When he recently attended the 70th birthday of his former primary school teacher, he brought her a gift that he would never have been able to afford as a child -- an apple.

In claiming the seat on Sunday after a protracted vote count, he said he owed his success to his education which was made possible by a local charity that early on recognised his ability.

"I have come from a life of poverty and through my own individual efforts I stand now within the national arena," he said.

Wyatt said he was naturally inclined towards the right-leaning Liberal Party, despite the fact that this placed him at odds with his father.

But he said his first speech to parliament would pay tribute to the former leader of the centre-left Labor Party, Kevin Rudd, who made an historic apology to the nation's indigenous people in 2008.

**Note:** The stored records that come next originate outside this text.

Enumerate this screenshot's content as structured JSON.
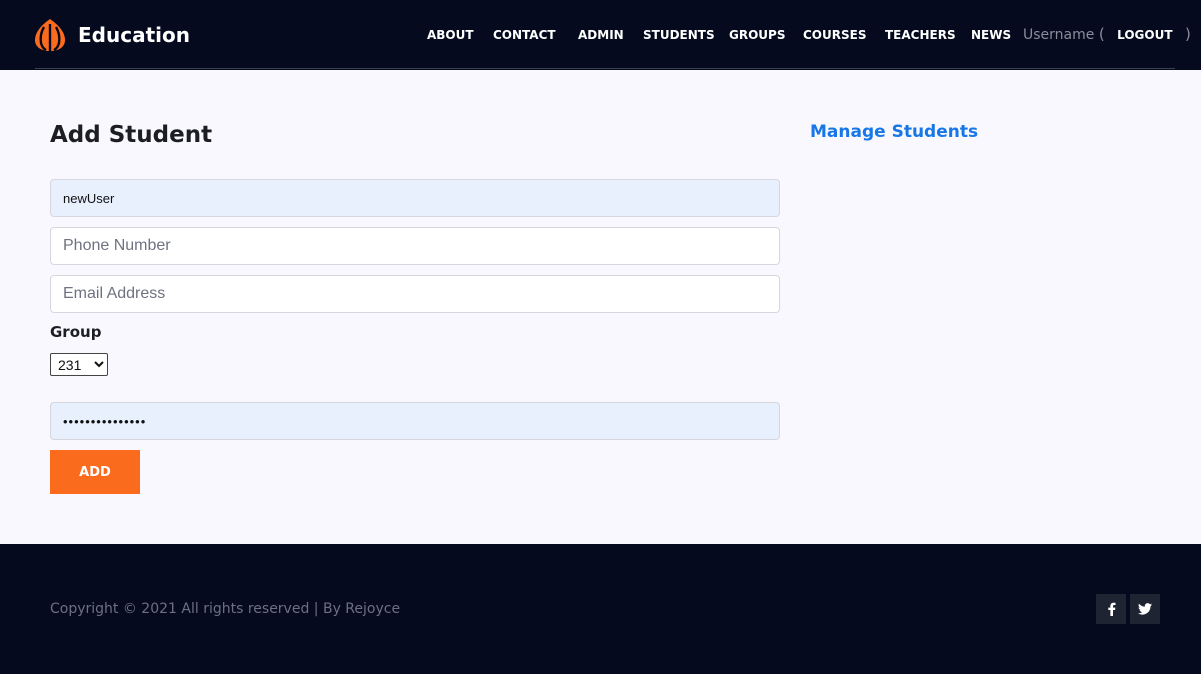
{
  "header": {
    "brand_name": "Education",
    "nav": {
      "about": "ABOUT",
      "contact": "CONTACT",
      "admin": "ADMIN",
      "students": "STUDENTS",
      "groups": "GROUPS",
      "courses": "COURSES",
      "teachers": "TEACHERS",
      "news": "NEWS"
    },
    "user": {
      "username": "Username",
      "open_paren": "(",
      "logout": "LOGOUT",
      "close_paren": ")"
    }
  },
  "main": {
    "title": "Add Student",
    "manage_link": "Manage Students",
    "form": {
      "username_value": "newUser",
      "phone_placeholder": "Phone Number",
      "email_placeholder": "Email Address",
      "group_label": "Group",
      "group_selected": "231",
      "password_value": "•••••••••••••••",
      "add_button": "ADD"
    }
  },
  "footer": {
    "copyright": "Copyright © 2021 All rights reserved | By Rejoyce",
    "social": [
      "facebook-icon",
      "twitter-icon"
    ]
  },
  "colors": {
    "header_bg": "#050a1f",
    "accent_orange": "#fb6b1d",
    "link_blue": "#1877e6",
    "page_bg": "#f8f8fe"
  }
}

"I think people really appreciate the fact that an apology was given," he said Monday, adding that his mother and her siblings were members of the so-called 'Stolen Generations' -- indigenous children removed from their families at a young age to be brought up by white people and in institutions.

"What made me extremely proud was the fact that her life, her experiences were recognised and the pain that she went through was acknowledged."

Wyatt said he wanted to improve the lot of Aborigines, who have a lower life expectancy and generally poorer health than other Australians, with thousands living in poverty in remote Outback settlements where alcoholism is rife.

The United Nations last week warned that Australia faced a problem with "embedded" discrimination, citing the "unacceptably high level of disadvantage and social dislocation" for Aborigines in the Northern Territory.

Indigenous Australians have previously served in the Senate -- with Neville Bonner appointed to the upper house in 1971 and Aden Ridgeway elected to the Senate in 1998 -- but Wyatt will be the first to serve in the more powerful lower house.

Indigenous people were for decades denied the vote by officials, and until 1967 were not even included in the national census.

Times of India